- [What is expected]:
Some lines of these records may hold the word "مطیعی"; state how many, using only the number.

◆ ◆ ◆ ◆

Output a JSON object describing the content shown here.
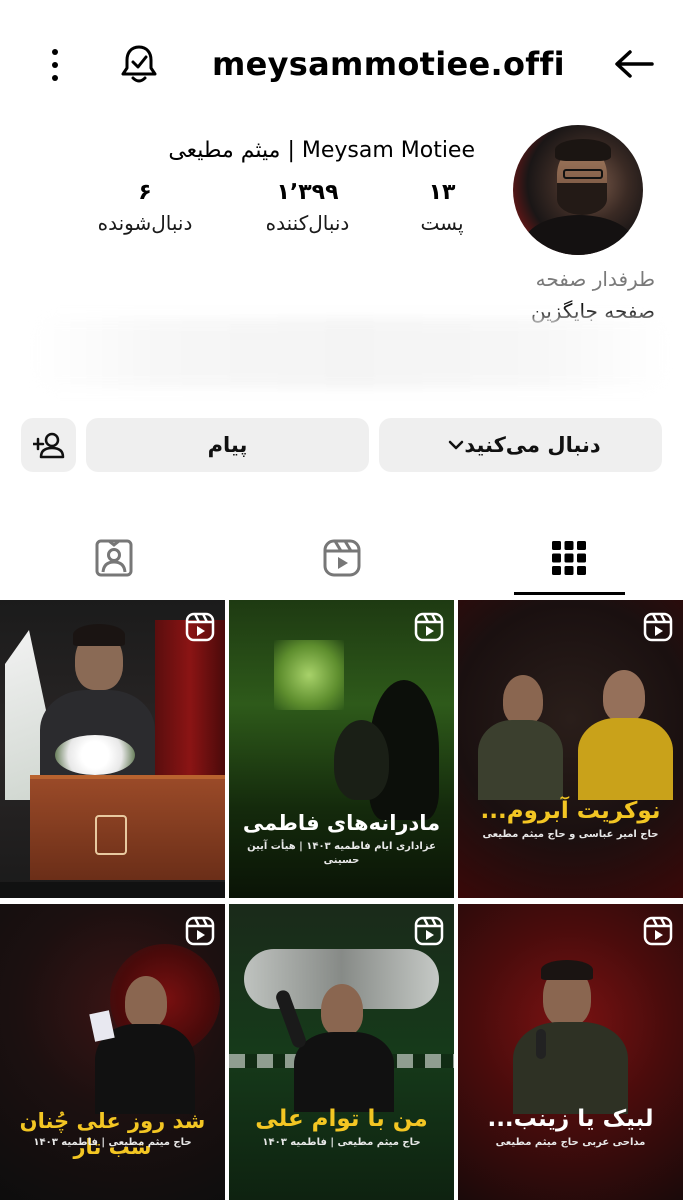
{
  "header": {
    "title": "meysammotiee.offi...",
    "back_icon": "arrow-left-icon",
    "bell_icon": "bell-icon",
    "more_icon": "more-vertical-icon"
  },
  "profile": {
    "display_name": "Meysam Motiee | میثم مطیعی",
    "stats": {
      "posts": {
        "value": "۱۳",
        "label": "پست"
      },
      "followers": {
        "value": "۱٬۳۹۹",
        "label": "دنبال‌کننده"
      },
      "following": {
        "value": "۶",
        "label": "دنبال‌شونده"
      }
    },
    "category": "طرفدار صفحه",
    "bio": "صفحه جایگزین"
  },
  "actions": {
    "follow_label": "دنبال می‌کنید",
    "message_label": "پیام",
    "add_user_icon": "add-user-icon"
  },
  "tabs": [
    {
      "name": "grid",
      "icon": "grid-icon",
      "active": true
    },
    {
      "name": "reels",
      "icon": "reels-icon",
      "active": false
    },
    {
      "name": "tagged",
      "icon": "tagged-icon",
      "active": false
    }
  ],
  "posts": [
    {
      "title": "",
      "subtitle": ""
    },
    {
      "title": "مادرانه‌های فاطمی",
      "subtitle": "عزاداری ایام فاطمیه ۱۴۰۳ | هیأت آیین حسینی"
    },
    {
      "title": "نوکریت آبروم...",
      "subtitle": "حاج امیر عباسی و حاج میثم مطیعی"
    },
    {
      "title": "شد روز علی چُنان شب تار",
      "subtitle": "حاج میثم مطیعی | فاطمیه ۱۴۰۳"
    },
    {
      "title": "من با توام علی",
      "subtitle": "حاج میثم مطیعی | فاطمیه ۱۴۰۳"
    },
    {
      "title": "لبیک یا زینب...",
      "subtitle": "مداحی عربی حاج میثم مطیعی"
    }
  ],
  "colors": {
    "button_bg": "#efefef",
    "caption_yellow": "#f3c623",
    "muted_text": "#7a7a7a"
  }
}
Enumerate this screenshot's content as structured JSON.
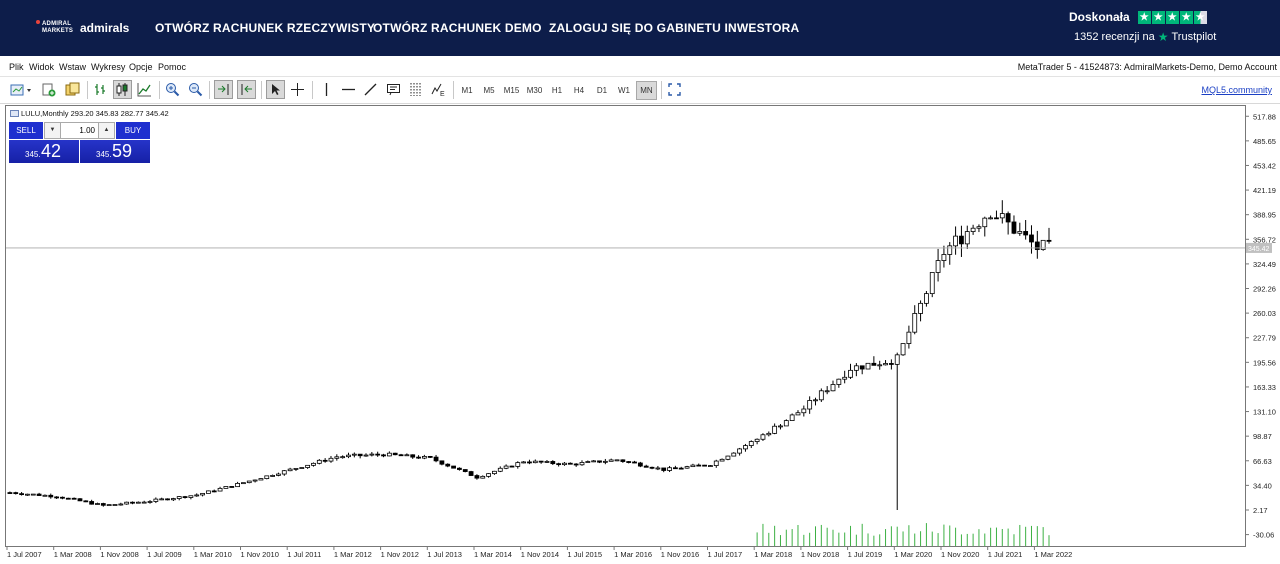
{
  "banner": {
    "logo_small": "ADMIRAL MARKETS",
    "logo_text": "admirals",
    "nav": [
      "OTWÓRZ RACHUNEK RZECZYWISTY",
      "OTWÓRZ RACHUNEK DEMO",
      "ZALOGUJ SIĘ DO GABINETU INWESTORA"
    ],
    "rating_word": "Doskonała",
    "reviews_text": "1352 recenzji na",
    "trustpilot": "Trustpilot",
    "star_color": "#00b67a"
  },
  "menu": {
    "items": [
      "Plik",
      "Widok",
      "Wstaw",
      "Wykresy",
      "Opcje",
      "Pomoc"
    ],
    "window_title": "MetaTrader 5 - 41524873: AdmiralMarkets-Demo, Demo Account"
  },
  "toolbar": {
    "timeframes": [
      "M1",
      "M5",
      "M15",
      "M30",
      "H1",
      "H4",
      "D1",
      "W1",
      "MN"
    ],
    "active_timeframe": "MN",
    "community_link": "MQL5.community"
  },
  "chart": {
    "symbol_line": "LULU,Monthly  293.20 345.83 282.77 345.42",
    "one_click": {
      "sell_label": "SELL",
      "buy_label": "BUY",
      "volume": "1.00",
      "sell_small": "345.",
      "sell_big": "42",
      "buy_small": "345.",
      "buy_big": "59"
    },
    "current_price_label": "345.42"
  },
  "chart_data": {
    "type": "candlestick",
    "symbol": "LULU",
    "timeframe": "Monthly",
    "ohlc_last": {
      "open": 293.2,
      "high": 345.83,
      "low": 282.77,
      "close": 345.42
    },
    "y_ticks": [
      "517.88",
      "485.65",
      "453.42",
      "421.19",
      "388.95",
      "356.72",
      "324.49",
      "292.26",
      "260.03",
      "227.79",
      "195.56",
      "163.33",
      "131.10",
      "98.87",
      "66.63",
      "34.40",
      "2.17",
      "-30.06"
    ],
    "x_ticks": [
      "1 Jul 2007",
      "1 Mar 2008",
      "1 Nov 2008",
      "1 Jul 2009",
      "1 Mar 2010",
      "1 Nov 2010",
      "1 Jul 2011",
      "1 Mar 2012",
      "1 Nov 2012",
      "1 Jul 2013",
      "1 Mar 2014",
      "1 Nov 2014",
      "1 Jul 2015",
      "1 Mar 2016",
      "1 Nov 2016",
      "1 Jul 2017",
      "1 Mar 2018",
      "1 Nov 2018",
      "1 Jul 2019",
      "1 Mar 2020",
      "1 Nov 2020",
      "1 Jul 2021",
      "1 Mar 2022"
    ],
    "ylim": [
      -45,
      530
    ],
    "close_series_yearly": [
      {
        "x": "1 Jul 2007",
        "close": 25
      },
      {
        "x": "1 Mar 2008",
        "close": 20
      },
      {
        "x": "1 Nov 2008",
        "close": 8
      },
      {
        "x": "1 Jul 2009",
        "close": 14
      },
      {
        "x": "1 Mar 2010",
        "close": 22
      },
      {
        "x": "1 Nov 2010",
        "close": 38
      },
      {
        "x": "1 Jul 2011",
        "close": 55
      },
      {
        "x": "1 Mar 2012",
        "close": 72
      },
      {
        "x": "1 Nov 2012",
        "close": 75
      },
      {
        "x": "1 Jul 2013",
        "close": 70
      },
      {
        "x": "1 Mar 2014",
        "close": 45
      },
      {
        "x": "1 Nov 2014",
        "close": 66
      },
      {
        "x": "1 Jul 2015",
        "close": 62
      },
      {
        "x": "1 Mar 2016",
        "close": 68
      },
      {
        "x": "1 Nov 2016",
        "close": 55
      },
      {
        "x": "1 Jul 2017",
        "close": 62
      },
      {
        "x": "1 Mar 2018",
        "close": 95
      },
      {
        "x": "1 Nov 2018",
        "close": 135
      },
      {
        "x": "1 Jul 2019",
        "close": 188
      },
      {
        "x": "1 Mar 2020",
        "close": 200
      },
      {
        "x": "1 Nov 2020",
        "close": 340
      },
      {
        "x": "1 Jul 2021",
        "close": 395
      },
      {
        "x": "1 Mar 2022",
        "close": 345.42
      }
    ],
    "grid": false,
    "current_price_line": 345.42
  },
  "icons": {
    "new_chart": "new-chart-icon",
    "zoom_in": "zoom-in-icon",
    "zoom_out": "zoom-out-icon",
    "cursor": "cursor-icon",
    "crosshair": "crosshair-icon"
  }
}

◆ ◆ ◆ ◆

- [Expected output]:
5